Robin Goldstein -- who edits the Fearless Critic guides -- has published an intriguing little book about wine. It's called The Wine Trials. [Caveat: I know Robin, and I participated in one of his wine tastings last week.]
If you like wine, this book gives a lot to think about.
Goldstein argues that most people buy wine based on image rather than smell and taste. He argues that when most people are given wine without seeing the label, they prefer cheap wines just as much or more than expensive wines.
To prove this, he organized tastings in New York, New England, Austin, and Houston. The tasters included everyone from ordinary folks to wine professionals. They tried wines poured from bottles in paper bags. Some of the wines tried were in the $50 - $150 range. Many wines were under $15.
The result? Although the some of the pros preferred the expensive wines, most ordinary people actually preferred the wines under $15.
To me, this doesn't suggest that cheap wines are inherently as good as expensive wines. It just proves that people are more likely to prefer the kind of wines they are used to drinking.
Goldstein's book raises this question: unless you want to waste money, why develop a habit of preferring expensive wines if you already prefer cheap ones?
Top 100 wines under $15
Goldstein used tastings to come up with a list of the favorite 100 wines under $15. This top 100 list is surprising.
For instance, of 35 white table wines, 11 are Sauvignon Blanc. This probably reflects the current trend toward crisp unoaked whites. Only 7 are Chardonnays, even though that varietal still dominates the market.
Yet I was amazed at the near-absence of wines from Germany and Austria, particularly Riesling. (There was one Riesling table wine and one dessert riesling). Riesling was once the most popular red or white varietal in the world. Many sommeliers believe riesling is the single best varietal of any color to match with most foods. And good Rieslings are available for under $15.
Were the tasters not offered many Rieslings? Or did the tasters not like them?
The red list includes more than 10 Cabernet Sauvignons and 5 Malbecs. But even though Zinfandel usually works with a wider range of food, the list only includes 2 Zins.
Again, were not many Zinfandels tasted? Or did the tasters not like them?
The problems with wine tastings
As much as I applaud Goldstein's book, I suspect this sort of blind tasting is not the best way for me to pick wines to drink with dinner.
One problem is food. When I drink wine, 90 percent of the time it is with food. Food changes the flavor and the experience of wine.
Although many of Goldstein's tastings are in restaurants, I see little mention of food. The photos show tasters sitting in front of 6 - 8 glass of wine. No food.
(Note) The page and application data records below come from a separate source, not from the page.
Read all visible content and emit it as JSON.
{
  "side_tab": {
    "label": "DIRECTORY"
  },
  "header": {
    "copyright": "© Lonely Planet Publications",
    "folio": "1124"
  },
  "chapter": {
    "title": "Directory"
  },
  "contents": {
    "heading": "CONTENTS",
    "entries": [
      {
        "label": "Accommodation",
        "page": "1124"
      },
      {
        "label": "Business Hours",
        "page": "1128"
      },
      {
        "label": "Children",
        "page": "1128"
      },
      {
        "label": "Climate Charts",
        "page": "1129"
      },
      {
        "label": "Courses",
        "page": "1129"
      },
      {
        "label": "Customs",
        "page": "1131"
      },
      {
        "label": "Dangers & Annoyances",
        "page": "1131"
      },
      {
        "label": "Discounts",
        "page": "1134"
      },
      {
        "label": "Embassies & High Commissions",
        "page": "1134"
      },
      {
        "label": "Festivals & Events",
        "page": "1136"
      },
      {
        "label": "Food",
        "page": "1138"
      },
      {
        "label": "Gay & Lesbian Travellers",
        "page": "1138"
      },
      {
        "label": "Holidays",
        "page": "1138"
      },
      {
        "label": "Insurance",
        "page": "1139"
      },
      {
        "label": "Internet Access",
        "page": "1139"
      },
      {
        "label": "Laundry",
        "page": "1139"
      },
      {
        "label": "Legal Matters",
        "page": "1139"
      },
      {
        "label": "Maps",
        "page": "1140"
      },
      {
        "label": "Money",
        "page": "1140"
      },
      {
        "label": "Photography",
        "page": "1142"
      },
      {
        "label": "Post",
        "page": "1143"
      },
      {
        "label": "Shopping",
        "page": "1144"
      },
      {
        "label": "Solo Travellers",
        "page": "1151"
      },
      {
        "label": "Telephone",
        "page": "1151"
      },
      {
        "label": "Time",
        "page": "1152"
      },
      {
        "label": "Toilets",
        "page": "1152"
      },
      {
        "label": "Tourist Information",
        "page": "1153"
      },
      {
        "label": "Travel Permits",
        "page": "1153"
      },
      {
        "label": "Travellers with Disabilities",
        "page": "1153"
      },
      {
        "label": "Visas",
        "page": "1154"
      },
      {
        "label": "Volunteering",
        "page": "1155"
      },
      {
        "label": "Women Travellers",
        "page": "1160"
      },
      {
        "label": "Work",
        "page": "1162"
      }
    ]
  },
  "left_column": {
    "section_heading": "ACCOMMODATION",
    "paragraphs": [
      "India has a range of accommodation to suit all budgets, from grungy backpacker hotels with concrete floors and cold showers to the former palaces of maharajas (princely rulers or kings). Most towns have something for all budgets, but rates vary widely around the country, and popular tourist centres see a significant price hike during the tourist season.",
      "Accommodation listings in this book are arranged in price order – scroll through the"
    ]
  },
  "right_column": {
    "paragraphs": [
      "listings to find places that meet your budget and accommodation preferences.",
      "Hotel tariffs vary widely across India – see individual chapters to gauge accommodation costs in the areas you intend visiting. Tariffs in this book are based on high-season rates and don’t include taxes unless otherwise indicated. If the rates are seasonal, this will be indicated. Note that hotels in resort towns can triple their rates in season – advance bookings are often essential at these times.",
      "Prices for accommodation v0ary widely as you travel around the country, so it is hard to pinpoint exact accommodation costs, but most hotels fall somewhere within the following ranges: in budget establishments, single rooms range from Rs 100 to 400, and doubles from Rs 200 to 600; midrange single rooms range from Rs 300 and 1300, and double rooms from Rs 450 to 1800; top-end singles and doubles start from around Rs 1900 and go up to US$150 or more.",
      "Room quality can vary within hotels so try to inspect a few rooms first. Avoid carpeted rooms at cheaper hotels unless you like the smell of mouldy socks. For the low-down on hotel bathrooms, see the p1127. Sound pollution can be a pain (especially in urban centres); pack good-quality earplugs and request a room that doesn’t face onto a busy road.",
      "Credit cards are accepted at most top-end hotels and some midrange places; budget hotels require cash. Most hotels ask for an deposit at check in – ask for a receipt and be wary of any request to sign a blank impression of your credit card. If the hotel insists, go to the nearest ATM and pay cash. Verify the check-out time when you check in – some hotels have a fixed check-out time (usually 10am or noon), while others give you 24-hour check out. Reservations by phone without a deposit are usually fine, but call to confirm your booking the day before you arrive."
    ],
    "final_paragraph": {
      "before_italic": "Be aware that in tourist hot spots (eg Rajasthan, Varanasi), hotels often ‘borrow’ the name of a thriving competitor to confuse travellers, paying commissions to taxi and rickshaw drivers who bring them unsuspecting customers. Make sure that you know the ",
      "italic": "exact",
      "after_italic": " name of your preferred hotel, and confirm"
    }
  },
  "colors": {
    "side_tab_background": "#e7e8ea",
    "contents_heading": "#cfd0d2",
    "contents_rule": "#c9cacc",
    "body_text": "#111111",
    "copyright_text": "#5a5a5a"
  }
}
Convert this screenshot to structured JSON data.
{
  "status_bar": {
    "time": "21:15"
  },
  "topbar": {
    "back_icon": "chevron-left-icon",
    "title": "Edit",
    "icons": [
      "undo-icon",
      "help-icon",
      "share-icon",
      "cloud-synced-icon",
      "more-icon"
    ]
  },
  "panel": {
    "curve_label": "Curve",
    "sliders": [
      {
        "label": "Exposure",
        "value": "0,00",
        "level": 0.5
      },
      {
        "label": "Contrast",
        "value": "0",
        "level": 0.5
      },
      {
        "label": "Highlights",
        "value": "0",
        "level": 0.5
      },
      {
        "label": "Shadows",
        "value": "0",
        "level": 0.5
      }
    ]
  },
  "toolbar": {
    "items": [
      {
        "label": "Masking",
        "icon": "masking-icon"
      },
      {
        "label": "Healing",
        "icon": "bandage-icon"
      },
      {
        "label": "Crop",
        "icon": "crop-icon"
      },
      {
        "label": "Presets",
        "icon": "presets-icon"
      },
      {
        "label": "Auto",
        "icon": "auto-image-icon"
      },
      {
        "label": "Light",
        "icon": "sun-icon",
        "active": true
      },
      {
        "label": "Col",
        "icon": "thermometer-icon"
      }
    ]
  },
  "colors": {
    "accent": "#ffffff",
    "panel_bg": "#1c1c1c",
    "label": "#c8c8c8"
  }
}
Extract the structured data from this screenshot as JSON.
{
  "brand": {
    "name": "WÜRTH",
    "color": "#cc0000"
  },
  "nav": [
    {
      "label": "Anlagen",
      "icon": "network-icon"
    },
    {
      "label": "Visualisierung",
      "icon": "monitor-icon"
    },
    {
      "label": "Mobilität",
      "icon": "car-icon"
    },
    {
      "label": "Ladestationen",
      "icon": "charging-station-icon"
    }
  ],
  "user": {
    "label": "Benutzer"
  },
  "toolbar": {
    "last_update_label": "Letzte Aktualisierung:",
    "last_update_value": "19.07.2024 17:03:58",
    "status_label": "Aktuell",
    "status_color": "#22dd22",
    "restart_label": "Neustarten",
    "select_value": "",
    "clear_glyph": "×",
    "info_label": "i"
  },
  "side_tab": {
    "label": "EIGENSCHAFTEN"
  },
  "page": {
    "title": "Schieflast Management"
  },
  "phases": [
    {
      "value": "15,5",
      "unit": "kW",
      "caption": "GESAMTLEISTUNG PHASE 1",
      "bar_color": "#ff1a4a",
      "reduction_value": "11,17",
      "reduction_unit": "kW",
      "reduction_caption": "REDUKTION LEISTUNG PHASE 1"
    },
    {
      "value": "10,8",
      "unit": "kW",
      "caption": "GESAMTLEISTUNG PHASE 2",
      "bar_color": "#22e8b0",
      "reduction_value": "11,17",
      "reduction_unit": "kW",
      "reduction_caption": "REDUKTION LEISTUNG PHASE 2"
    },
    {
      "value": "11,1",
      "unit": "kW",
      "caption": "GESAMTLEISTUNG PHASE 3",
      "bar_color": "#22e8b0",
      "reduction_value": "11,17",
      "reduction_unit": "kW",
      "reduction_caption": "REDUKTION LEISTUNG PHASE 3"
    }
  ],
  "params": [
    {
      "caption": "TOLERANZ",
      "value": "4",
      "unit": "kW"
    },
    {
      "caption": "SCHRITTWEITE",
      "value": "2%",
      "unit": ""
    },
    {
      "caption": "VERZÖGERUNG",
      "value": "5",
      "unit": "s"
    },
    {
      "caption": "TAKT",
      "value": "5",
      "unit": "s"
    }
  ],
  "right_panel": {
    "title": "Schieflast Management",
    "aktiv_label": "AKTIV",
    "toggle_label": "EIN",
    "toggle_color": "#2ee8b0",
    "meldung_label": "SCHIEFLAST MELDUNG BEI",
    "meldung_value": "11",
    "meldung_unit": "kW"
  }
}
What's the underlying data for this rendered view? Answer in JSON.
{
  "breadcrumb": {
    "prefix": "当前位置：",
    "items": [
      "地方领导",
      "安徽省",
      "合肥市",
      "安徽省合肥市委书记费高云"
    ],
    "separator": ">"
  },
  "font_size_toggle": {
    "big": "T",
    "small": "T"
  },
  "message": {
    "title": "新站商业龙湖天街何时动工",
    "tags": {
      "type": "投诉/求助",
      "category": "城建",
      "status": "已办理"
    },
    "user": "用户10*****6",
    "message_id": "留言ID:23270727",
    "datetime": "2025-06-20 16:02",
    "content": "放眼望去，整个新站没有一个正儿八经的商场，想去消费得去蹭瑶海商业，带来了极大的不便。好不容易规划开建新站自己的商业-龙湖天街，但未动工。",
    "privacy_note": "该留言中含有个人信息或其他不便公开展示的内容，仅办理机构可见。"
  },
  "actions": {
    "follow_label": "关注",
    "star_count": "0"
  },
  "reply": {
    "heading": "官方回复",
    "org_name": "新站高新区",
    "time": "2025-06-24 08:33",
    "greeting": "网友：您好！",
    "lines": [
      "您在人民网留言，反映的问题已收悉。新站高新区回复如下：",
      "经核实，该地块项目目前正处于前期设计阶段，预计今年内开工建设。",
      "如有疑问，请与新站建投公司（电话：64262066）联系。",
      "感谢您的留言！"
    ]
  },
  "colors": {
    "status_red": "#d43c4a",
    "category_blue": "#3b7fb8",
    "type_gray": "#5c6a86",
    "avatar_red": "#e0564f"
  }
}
At the tasting I attended, food was prepared by oustanding local chef Justin Yu. Yet the food was served after most people had turned in their tasting results.
These blind, no-food tastings may be the best way to pick a cheap wine to serve in bars or at parties, when people drink wine by itself. But it is not necessarily the best way to choose wine that will enhance the experience of eating.
Another problem is the head-to-head comparison. We normally experience one wine at a time. In a head-to-head tasting, a wine might stand out in a group of 6 wines because the taster's palate is reacting to all six wines. Yet a different one of those wines might be better when experienced by itself.
For instance, in tastings of pricey red wines where I have tried 15 or so wines against each other, I find that fruity California Pinot Noirs often stand out. Some of the worst performers in these big tastings are Rhone wines. Yet I often get much more enjoyment out of a Rhone wine than a Pinot Noir when I drink it alone.
Goldstein's book is just a start
I agree with Goldstein's main argument: most people, including me, will enjoy a number of different wines that cost under $15. Plus, his paper-bag tasting method is the simplest, cleanest way to prove that.
But I seriously doubt that this book's top-100 list represents the best cheap wines to drink with food. I suspect it is a list for the best cheap wines without food. If different foods had been served, my guess is that the top 100 wines under $15 would have been a completely different list.
Because I want the best cheap wines for foods, I am going to have to do a lot of my own experimenting. I am going to have to cook a lot of diverse dishes (hamburgers, scallops in white sauce, pasta with red sauce, Thai salad). Then I am going to have to try each dish with many different wines in brown paper bags.
This is going to take a long time and many, many tests.
Life is short. I had better get started.